◆ What this task involves
Every line from the one with "Serialize everything readable" through the end of the records below should be restated word for word, and nothing outside that span.

---

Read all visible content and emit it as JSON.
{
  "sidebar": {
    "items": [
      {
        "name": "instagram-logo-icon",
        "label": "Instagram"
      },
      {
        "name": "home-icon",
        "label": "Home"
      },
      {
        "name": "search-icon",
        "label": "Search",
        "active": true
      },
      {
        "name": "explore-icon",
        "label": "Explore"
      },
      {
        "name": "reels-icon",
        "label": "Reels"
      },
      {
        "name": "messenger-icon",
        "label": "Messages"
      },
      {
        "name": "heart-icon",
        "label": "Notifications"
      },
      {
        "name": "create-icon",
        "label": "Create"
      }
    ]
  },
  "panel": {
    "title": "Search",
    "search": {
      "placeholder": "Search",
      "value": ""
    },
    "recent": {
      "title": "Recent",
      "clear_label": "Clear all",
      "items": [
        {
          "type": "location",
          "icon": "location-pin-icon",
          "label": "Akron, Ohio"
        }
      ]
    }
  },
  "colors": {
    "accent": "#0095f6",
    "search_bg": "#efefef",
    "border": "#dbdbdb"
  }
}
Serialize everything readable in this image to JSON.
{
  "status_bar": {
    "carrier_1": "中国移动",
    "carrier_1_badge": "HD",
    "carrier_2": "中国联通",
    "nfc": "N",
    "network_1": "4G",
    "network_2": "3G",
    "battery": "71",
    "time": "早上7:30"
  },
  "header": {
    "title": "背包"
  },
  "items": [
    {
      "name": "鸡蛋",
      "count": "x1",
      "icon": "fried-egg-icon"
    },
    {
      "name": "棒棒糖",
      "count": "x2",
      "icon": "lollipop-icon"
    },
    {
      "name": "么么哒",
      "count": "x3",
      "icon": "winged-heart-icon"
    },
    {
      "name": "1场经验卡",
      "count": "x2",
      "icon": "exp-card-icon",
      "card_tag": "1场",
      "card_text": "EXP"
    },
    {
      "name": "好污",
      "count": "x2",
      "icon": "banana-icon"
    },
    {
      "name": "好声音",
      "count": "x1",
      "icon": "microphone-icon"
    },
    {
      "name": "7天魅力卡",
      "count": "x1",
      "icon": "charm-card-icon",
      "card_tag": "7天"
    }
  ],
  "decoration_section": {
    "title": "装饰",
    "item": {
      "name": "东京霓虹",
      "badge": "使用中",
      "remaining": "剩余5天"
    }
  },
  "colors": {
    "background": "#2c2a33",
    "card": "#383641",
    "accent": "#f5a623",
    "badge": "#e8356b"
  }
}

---

◆ Response
Serialize everything readable in this image to JSON.
{
  "status_bar": {
    "carrier_1": "中国移动",
    "carrier_1_badge": "HD",
    "carrier_2": "中国联通",
    "nfc": "N",
    "network_1": "4G",
    "network_2": "3G",
    "battery": "71",
    "time": "早上7:30"
  },
  "header": {
    "title": "背包"
  },
  "items": [
    {
      "name": "鸡蛋",
      "count": "x1",
      "icon": "fried-egg-icon"
    },
    {
      "name": "棒棒糖",
      "count": "x2",
      "icon": "lollipop-icon"
    },
    {
      "name": "么么哒",
      "count": "x3",
      "icon": "winged-heart-icon"
    },
    {
      "name": "1场经验卡",
      "count": "x2",
      "icon": "exp-card-icon",
      "card_tag": "1场",
      "card_text": "EXP"
    },
    {
      "name": "好污",
      "count": "x2",
      "icon": "banana-icon"
    },
    {
      "name": "好声音",
      "count": "x1",
      "icon": "microphone-icon"
    },
    {
      "name": "7天魅力卡",
      "count": "x1",
      "icon": "charm-card-icon",
      "card_tag": "7天"
    }
  ],
  "decoration_section": {
    "title": "装饰",
    "item": {
      "name": "东京霓虹",
      "badge": "使用中",
      "remaining": "剩余5天"
    }
  },
  "colors": {
    "background": "#2c2a33",
    "card": "#383641",
    "accent": "#f5a623",
    "badge": "#e8356b"
  }
}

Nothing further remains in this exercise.